- TRY IT
Write out all the entries word for word, but skip any images.

Data about app and page elements
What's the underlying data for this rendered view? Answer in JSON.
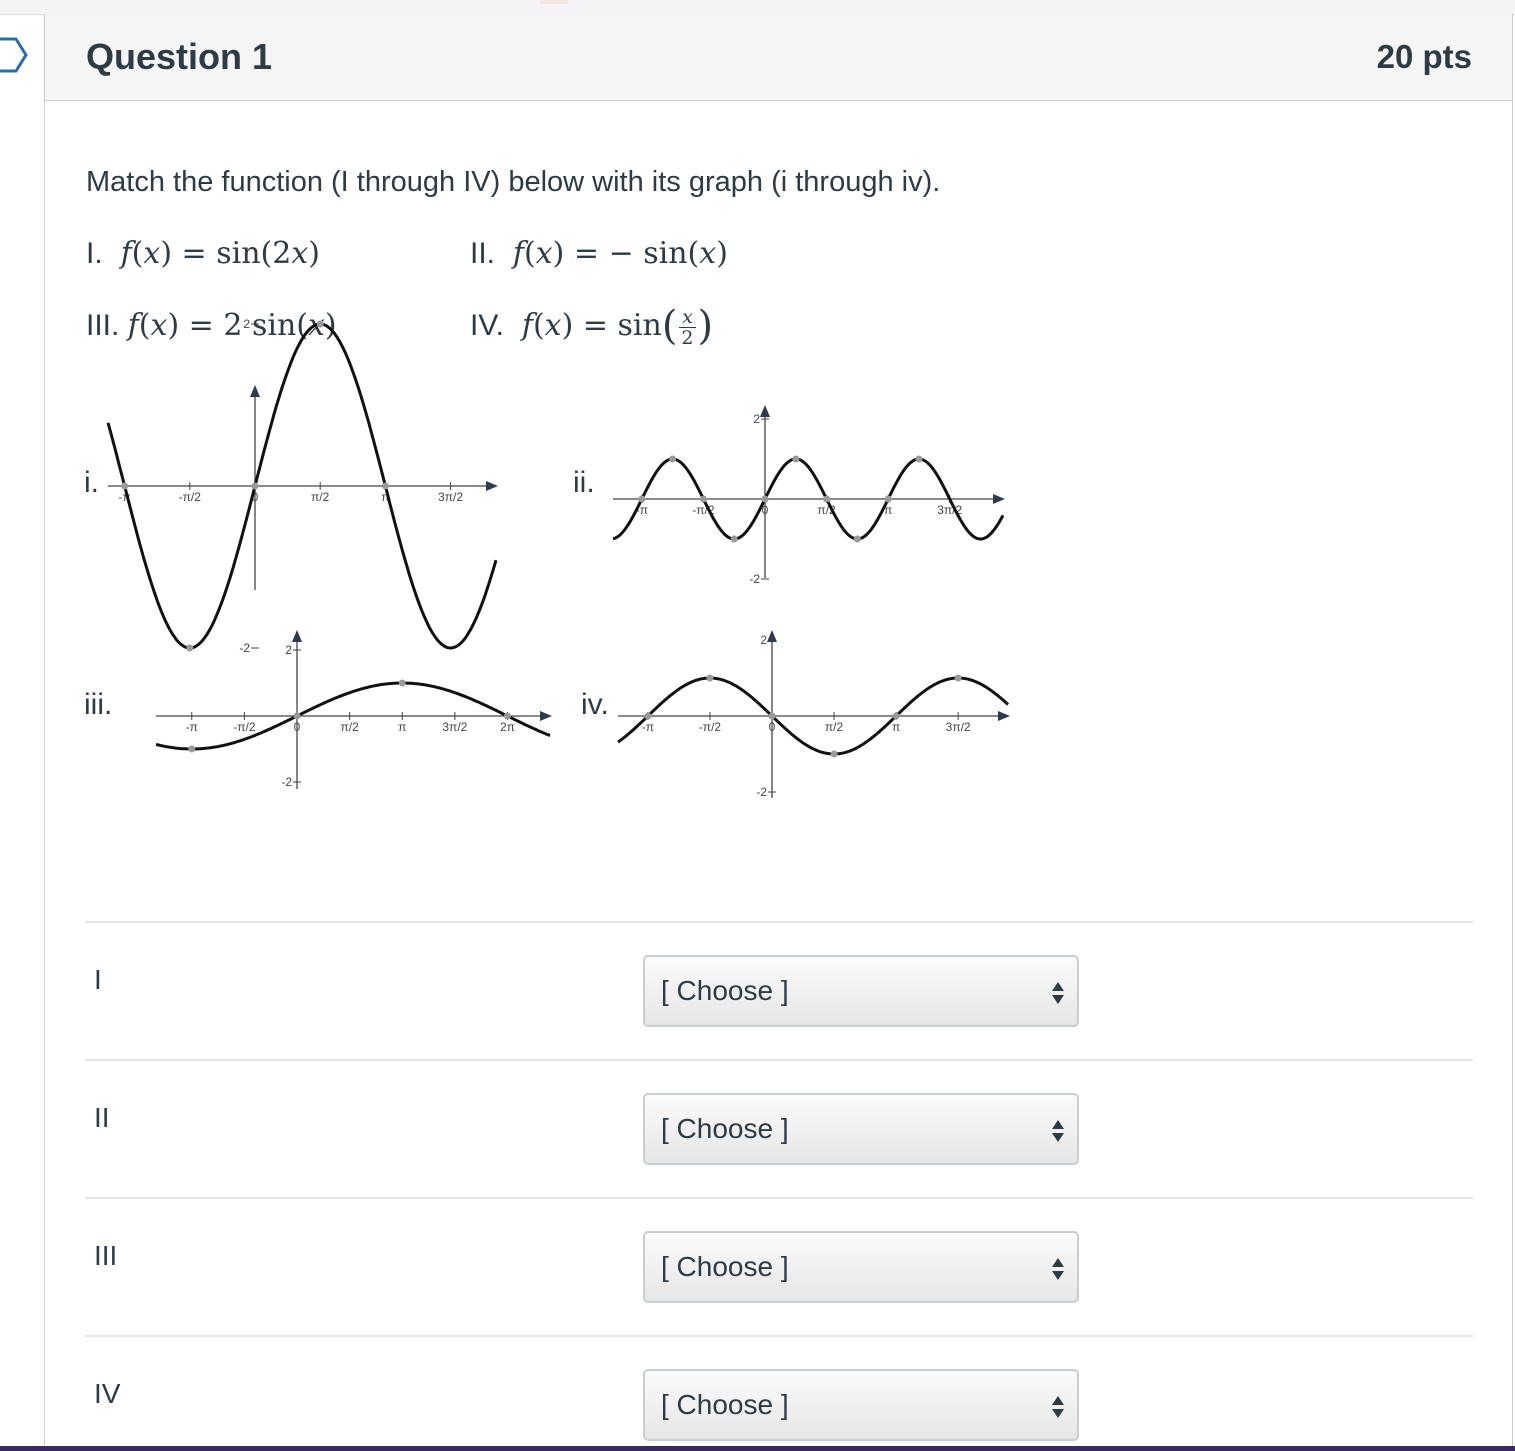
{
  "question": {
    "title": "Question 1",
    "points": "20 pts"
  },
  "prompt": "Match the function (I through IV) below with its graph (i through iv).",
  "functions": [
    {
      "label": "I.",
      "expr": "f(x) = sin(2x)"
    },
    {
      "label": "II.",
      "expr": "f(x) = − sin(x)"
    },
    {
      "label": "III.",
      "expr": "f(x) = 2 sin(x)"
    },
    {
      "label": "IV.",
      "expr": "f(x) = sin(x/2)"
    }
  ],
  "graph_labels": [
    "i.",
    "ii.",
    "iii.",
    "iv."
  ],
  "chart_data": [
    {
      "name": "i.",
      "type": "line",
      "function": "2 sin(x)",
      "xlim": [
        -3.14,
        3.8
      ],
      "ylim": [
        -2,
        2
      ],
      "x_ticks": [
        "-π",
        "-π/2",
        "0",
        "π/2",
        "π",
        "3π/2"
      ],
      "y_ticks": [
        "2",
        "-2"
      ],
      "xlabel": "",
      "ylabel": ""
    },
    {
      "name": "ii.",
      "type": "line",
      "function": "sin(2x)",
      "xlim": [
        -3.14,
        4
      ],
      "ylim": [
        -2,
        2
      ],
      "x_ticks": [
        "-π",
        "-π/2",
        "0",
        "π/2",
        "π",
        "3π/2"
      ],
      "y_ticks": [
        "2",
        "-2"
      ],
      "xlabel": "",
      "ylabel": ""
    },
    {
      "name": "iii.",
      "type": "line",
      "function": "sin(x/2)",
      "xlim": [
        -3.14,
        7.2
      ],
      "ylim": [
        -2,
        2
      ],
      "x_ticks": [
        "-π",
        "-π/2",
        "0",
        "π/2",
        "π",
        "3π/2",
        "2π"
      ],
      "y_ticks": [
        "2",
        "-2"
      ],
      "xlabel": "",
      "ylabel": ""
    },
    {
      "name": "iv.",
      "type": "line",
      "function": "-sin(x)",
      "xlim": [
        -3.14,
        5.7
      ],
      "ylim": [
        -2,
        2
      ],
      "x_ticks": [
        "-π",
        "-π/2",
        "0",
        "π/2",
        "π",
        "3π/2"
      ],
      "y_ticks": [
        "2",
        "-2"
      ],
      "xlabel": "",
      "ylabel": ""
    }
  ],
  "answers": [
    {
      "label": "I",
      "value": "[ Choose ]"
    },
    {
      "label": "II",
      "value": "[ Choose ]"
    },
    {
      "label": "III",
      "value": "[ Choose ]"
    },
    {
      "label": "IV",
      "value": "[ Choose ]"
    }
  ]
}
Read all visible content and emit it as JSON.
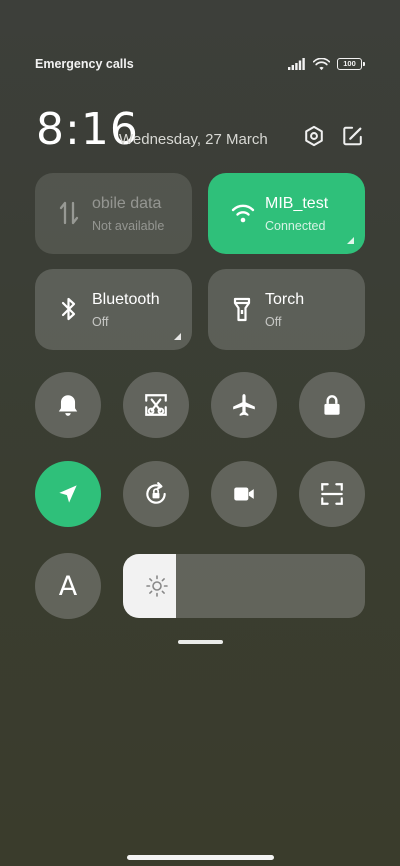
{
  "status_bar": {
    "carrier_text": "Emergency calls o",
    "battery": "100"
  },
  "header": {
    "time": "8:16",
    "date": "Wednesday, 27 March"
  },
  "tiles": {
    "mobile_data": {
      "title": "obile data",
      "subtitle": "Not available"
    },
    "wifi": {
      "title": "MIB_test",
      "subtitle": "Connected"
    },
    "bluetooth": {
      "title": "Bluetooth",
      "subtitle": "Off"
    },
    "torch": {
      "title": "Torch",
      "subtitle": "Off"
    }
  },
  "toggles_row1": [
    "bell-icon",
    "screenshot-icon",
    "airplane-icon",
    "lock-icon"
  ],
  "toggles_row2": [
    "location-icon",
    "rotation-lock-icon",
    "video-camera-icon",
    "scan-icon"
  ],
  "font_toggle_label": "A",
  "brightness": {
    "level": 0.22
  },
  "colors": {
    "accent": "#2fc07a",
    "tile": "#7a7c75",
    "background": "#3b3e34"
  }
}
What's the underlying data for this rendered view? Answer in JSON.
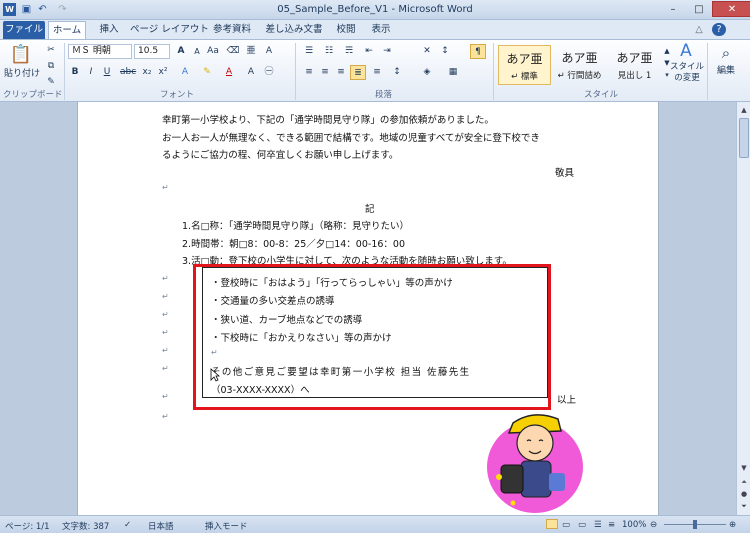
{
  "window": {
    "title": "05_Sample_Before_V1 - Microsoft Word",
    "controls": {
      "minimize": "–",
      "maximize": "□",
      "close": "✕"
    }
  },
  "quick_access": [
    "word-logo-icon",
    "save-icon",
    "undo-icon",
    "redo-icon"
  ],
  "tabs": [
    {
      "label": "ファイル"
    },
    {
      "label": "ホーム"
    },
    {
      "label": "挿入"
    },
    {
      "label": "ページ レイアウト"
    },
    {
      "label": "参考資料"
    },
    {
      "label": "差し込み文書"
    },
    {
      "label": "校閲"
    },
    {
      "label": "表示"
    }
  ],
  "ribbon": {
    "clipboard": {
      "paste_label": "貼り付け",
      "group_label": "クリップボード"
    },
    "font": {
      "name": "ＭＳ 明朝",
      "size": "10.5",
      "group_label": "フォント"
    },
    "paragraph": {
      "group_label": "段落"
    },
    "styles": {
      "items": [
        {
          "sample": "あア亜",
          "name": "↵ 標準"
        },
        {
          "sample": "あア亜",
          "name": "↵ 行間詰め"
        },
        {
          "sample": "あア亜",
          "name": "見出し 1"
        }
      ],
      "change_label": "スタイルの変更",
      "group_label": "スタイル"
    },
    "edit_label": "編集"
  },
  "document": {
    "lines": [
      "幸町第一小学校より、下記の「通学時間見守り隊」の参加依頼がありました。",
      "お一人お一人が無理なく、できる範囲で結構です。地域の児童すべてが安全に登下校でき",
      "るようにご協力の程、何卒宜しくお願い申し上げます。",
      "敬具",
      "記",
      "1.名□称：「通学時間見守り隊」（略称：見守りたい）",
      "2.時間帯：朝□8：00-8：25／夕□14：00-16：00",
      "3.活□動：登下校の小学生に対して、次のような活動を随時お願い致します。"
    ],
    "box_lines": [
      "・登校時に「おはよう」「行ってらっしゃい」等の声かけ",
      "・交通量の多い交差点の誘導",
      "・狭い道、カーブ地点などでの誘導",
      "・下校時に「おかえりなさい」等の声かけ",
      "",
      "その他ご意見ご要望は幸町第一小学校 担当 佐藤先生",
      "（03-XXXX-XXXX）へ"
    ],
    "closing": "以上",
    "paragraph_mark": "↵"
  },
  "status": {
    "page": "ページ: 1/1",
    "words": "文字数: 387",
    "language": "日本語",
    "mode": "挿入モード",
    "zoom": "100%"
  },
  "colors": {
    "accent": "#2a5fa8",
    "highlight": "#e2141c"
  }
}
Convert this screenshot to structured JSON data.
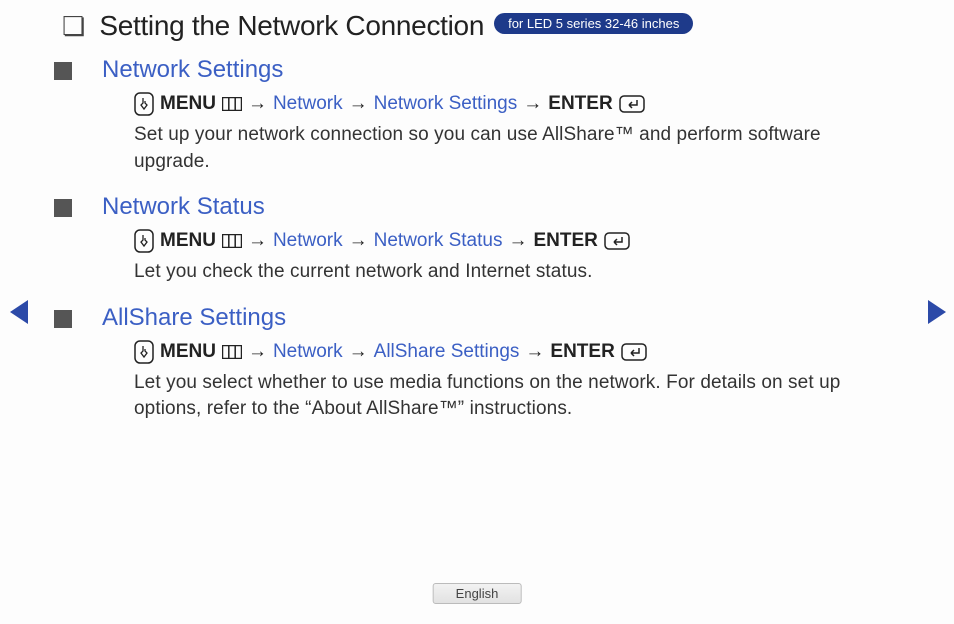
{
  "title": "Setting the Network Connection",
  "badge": "for LED 5 series 32-46 inches",
  "language": "English",
  "menu_label": "MENU",
  "enter_label": "ENTER",
  "arrow": "→",
  "sections": [
    {
      "heading": "Network Settings",
      "path_item1": "Network",
      "path_item2": "Network Settings",
      "description": "Set up your network connection so you can use AllShare™ and perform software upgrade."
    },
    {
      "heading": "Network Status",
      "path_item1": "Network",
      "path_item2": "Network Status",
      "description": "Let you check the current network and Internet status."
    },
    {
      "heading": "AllShare Settings",
      "path_item1": "Network",
      "path_item2": "AllShare Settings",
      "description": "Let you select whether to use media functions on the network. For details on set up options, refer to the “About AllShare™” instructions."
    }
  ]
}
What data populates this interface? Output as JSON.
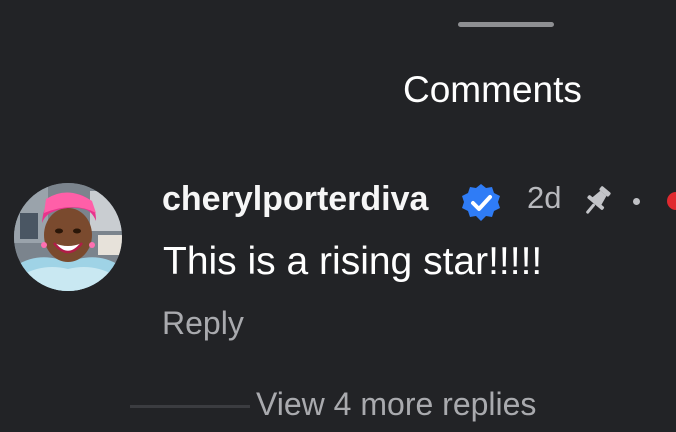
{
  "sheet": {
    "title": "Comments"
  },
  "comment": {
    "username": "cherylporterdiva",
    "verified_icon": "verified-badge-icon",
    "verified_color": "#2f7cf6",
    "time": "2d",
    "pin_icon": "pin-icon",
    "text": "This is a rising star!!!!!",
    "reply_label": "Reply",
    "more_replies_label": "View 4 more replies"
  },
  "colors": {
    "background": "#222326",
    "secondary_text": "#a9aaae",
    "notification_dot": "#e0292f"
  }
}
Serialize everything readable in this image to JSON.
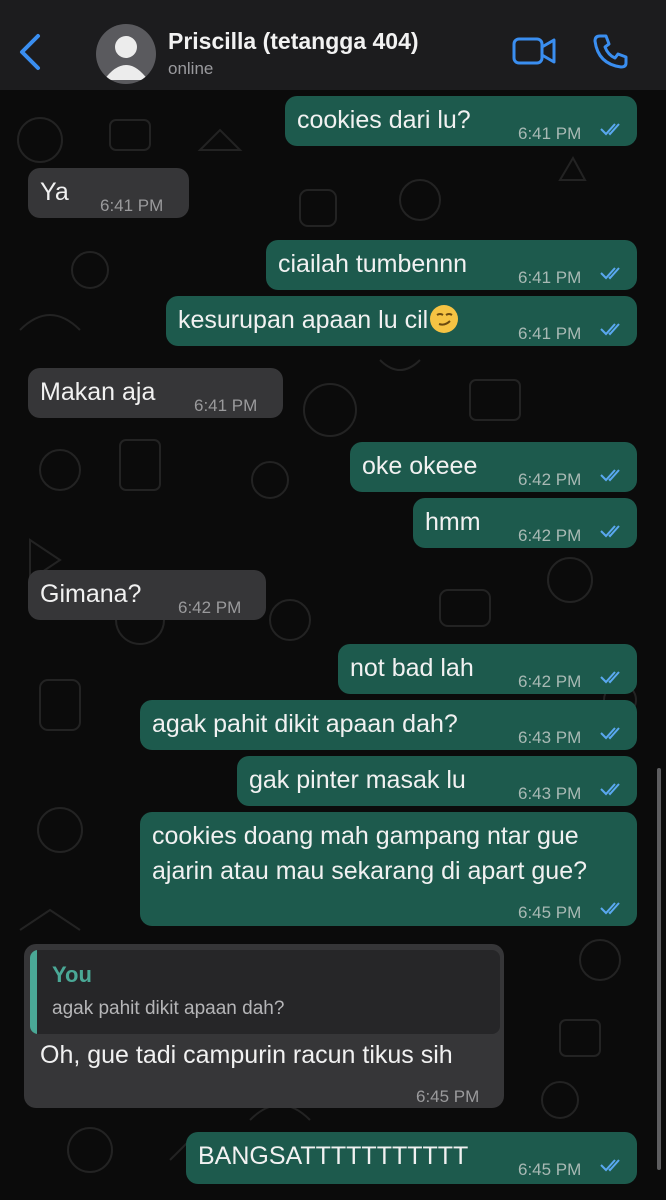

- EXERCISE OUTPUT
What's the underlying data for this rendered view? Answer in JSON.
{
  "question": {
    "title": "Question 1",
    "points": "20 pts"
  },
  "prompt": "Match the function (I through IV) below with its graph (i through iv).",
  "functions": [
    {
      "label": "I.",
      "expr": "f(x) = sin(2x)"
    },
    {
      "label": "II.",
      "expr": "f(x) = − sin(x)"
    },
    {
      "label": "III.",
      "expr": "f(x) = 2 sin(x)"
    },
    {
      "label": "IV.",
      "expr": "f(x) = sin(x/2)"
    }
  ],
  "graph_labels": [
    "i.",
    "ii.",
    "iii.",
    "iv."
  ],
  "chart_data": [
    {
      "name": "i.",
      "type": "line",
      "function": "2 sin(x)",
      "xlim": [
        -3.14,
        3.8
      ],
      "ylim": [
        -2,
        2
      ],
      "x_ticks": [
        "-π",
        "-π/2",
        "0",
        "π/2",
        "π",
        "3π/2"
      ],
      "y_ticks": [
        "2",
        "-2"
      ],
      "xlabel": "",
      "ylabel": ""
    },
    {
      "name": "ii.",
      "type": "line",
      "function": "sin(2x)",
      "xlim": [
        -3.14,
        4
      ],
      "ylim": [
        -2,
        2
      ],
      "x_ticks": [
        "-π",
        "-π/2",
        "0",
        "π/2",
        "π",
        "3π/2"
      ],
      "y_ticks": [
        "2",
        "-2"
      ],
      "xlabel": "",
      "ylabel": ""
    },
    {
      "name": "iii.",
      "type": "line",
      "function": "sin(x/2)",
      "xlim": [
        -3.14,
        7.2
      ],
      "ylim": [
        -2,
        2
      ],
      "x_ticks": [
        "-π",
        "-π/2",
        "0",
        "π/2",
        "π",
        "3π/2",
        "2π"
      ],
      "y_ticks": [
        "2",
        "-2"
      ],
      "xlabel": "",
      "ylabel": ""
    },
    {
      "name": "iv.",
      "type": "line",
      "function": "-sin(x)",
      "xlim": [
        -3.14,
        5.7
      ],
      "ylim": [
        -2,
        2
      ],
      "x_ticks": [
        "-π",
        "-π/2",
        "0",
        "π/2",
        "π",
        "3π/2"
      ],
      "y_ticks": [
        "2",
        "-2"
      ],
      "xlabel": "",
      "ylabel": ""
    }
  ],
  "answers": [
    {
      "label": "I",
      "value": "[ Choose ]"
    },
    {
      "label": "II",
      "value": "[ Choose ]"
    },
    {
      "label": "III",
      "value": "[ Choose ]"
    },
    {
      "label": "IV",
      "value": "[ Choose ]"
    }
  ]
}
Read all visible content and emit it as JSON.
{
  "status_bar": {
    "carrier_text": "Emergency calls o",
    "battery": "100"
  },
  "header": {
    "time": "8:16",
    "date": "Wednesday, 27 March"
  },
  "tiles": {
    "mobile_data": {
      "title": "obile data",
      "subtitle": "Not available"
    },
    "wifi": {
      "title": "MIB_test",
      "subtitle": "Connected"
    },
    "bluetooth": {
      "title": "Bluetooth",
      "subtitle": "Off"
    },
    "torch": {
      "title": "Torch",
      "subtitle": "Off"
    }
  },
  "toggles_row1": [
    "bell-icon",
    "screenshot-icon",
    "airplane-icon",
    "lock-icon"
  ],
  "toggles_row2": [
    "location-icon",
    "rotation-lock-icon",
    "video-camera-icon",
    "scan-icon"
  ],
  "font_toggle_label": "A",
  "brightness": {
    "level": 0.22
  },
  "colors": {
    "accent": "#2fc07a",
    "tile": "#7a7c75",
    "background": "#3b3e34"
  }
}
What's the underlying data for this rendered view? Answer in JSON.
{
  "window": {
    "title": "05_Sample_Before_V1 - Microsoft Word",
    "controls": {
      "minimize": "–",
      "maximize": "□",
      "close": "✕"
    }
  },
  "quick_access": [
    "word-logo-icon",
    "save-icon",
    "undo-icon",
    "redo-icon"
  ],
  "tabs": [
    {
      "label": "ファイル"
    },
    {
      "label": "ホーム"
    },
    {
      "label": "挿入"
    },
    {
      "label": "ページ レイアウト"
    },
    {
      "label": "参考資料"
    },
    {
      "label": "差し込み文書"
    },
    {
      "label": "校閲"
    },
    {
      "label": "表示"
    }
  ],
  "ribbon": {
    "clipboard": {
      "paste_label": "貼り付け",
      "group_label": "クリップボード"
    },
    "font": {
      "name": "ＭＳ 明朝",
      "size": "10.5",
      "group_label": "フォント"
    },
    "paragraph": {
      "group_label": "段落"
    },
    "styles": {
      "items": [
        {
          "sample": "あア亜",
          "name": "↵ 標準"
        },
        {
          "sample": "あア亜",
          "name": "↵ 行間詰め"
        },
        {
          "sample": "あア亜",
          "name": "見出し 1"
        }
      ],
      "change_label": "スタイルの変更",
      "group_label": "スタイル"
    },
    "edit_label": "編集"
  },
  "document": {
    "lines": [
      "幸町第一小学校より、下記の「通学時間見守り隊」の参加依頼がありました。",
      "お一人お一人が無理なく、できる範囲で結構です。地域の児童すべてが安全に登下校でき",
      "るようにご協力の程、何卒宜しくお願い申し上げます。",
      "敬具",
      "記",
      "1.名□称：「通学時間見守り隊」（略称：見守りたい）",
      "2.時間帯：朝□8：00-8：25／夕□14：00-16：00",
      "3.活□動：登下校の小学生に対して、次のような活動を随時お願い致します。"
    ],
    "box_lines": [
      "・登校時に「おはよう」「行ってらっしゃい」等の声かけ",
      "・交通量の多い交差点の誘導",
      "・狭い道、カーブ地点などでの誘導",
      "・下校時に「おかえりなさい」等の声かけ",
      "",
      "その他ご意見ご要望は幸町第一小学校 担当 佐藤先生",
      "（03-XXXX-XXXX）へ"
    ],
    "closing": "以上",
    "paragraph_mark": "↵"
  },
  "status": {
    "page": "ページ: 1/1",
    "words": "文字数: 387",
    "language": "日本語",
    "mode": "挿入モード",
    "zoom": "100%"
  },
  "colors": {
    "accent": "#2a5fa8",
    "highlight": "#e2141c"
  }
}
Convert this screenshot to structured JSON data.
{
  "title": "Setting the Network Connection",
  "badge": "for LED 5 series 32-46 inches",
  "language": "English",
  "menu_label": "MENU",
  "enter_label": "ENTER",
  "arrow": "→",
  "sections": [
    {
      "heading": "Network Settings",
      "path_item1": "Network",
      "path_item2": "Network Settings",
      "description": "Set up your network connection so you can use AllShare™ and perform software upgrade."
    },
    {
      "heading": "Network Status",
      "path_item1": "Network",
      "path_item2": "Network Status",
      "description": "Let you check the current network and Internet status."
    },
    {
      "heading": "AllShare Settings",
      "path_item1": "Network",
      "path_item2": "AllShare Settings",
      "description": "Let you select whether to use media functions on the network. For details on set up options, refer to the “About AllShare™” instructions."
    }
  ]
}
What data populates this interface? Output as JSON.
{
  "sheet": {
    "title": "Comments"
  },
  "comment": {
    "username": "cherylporterdiva",
    "verified_icon": "verified-badge-icon",
    "verified_color": "#2f7cf6",
    "time": "2d",
    "pin_icon": "pin-icon",
    "text": "This is a rising star!!!!!",
    "reply_label": "Reply",
    "more_replies_label": "View 4 more replies"
  },
  "colors": {
    "background": "#222326",
    "secondary_text": "#a9aaae",
    "notification_dot": "#e0292f"
  }
}
Serialize everything readable in this image to JSON.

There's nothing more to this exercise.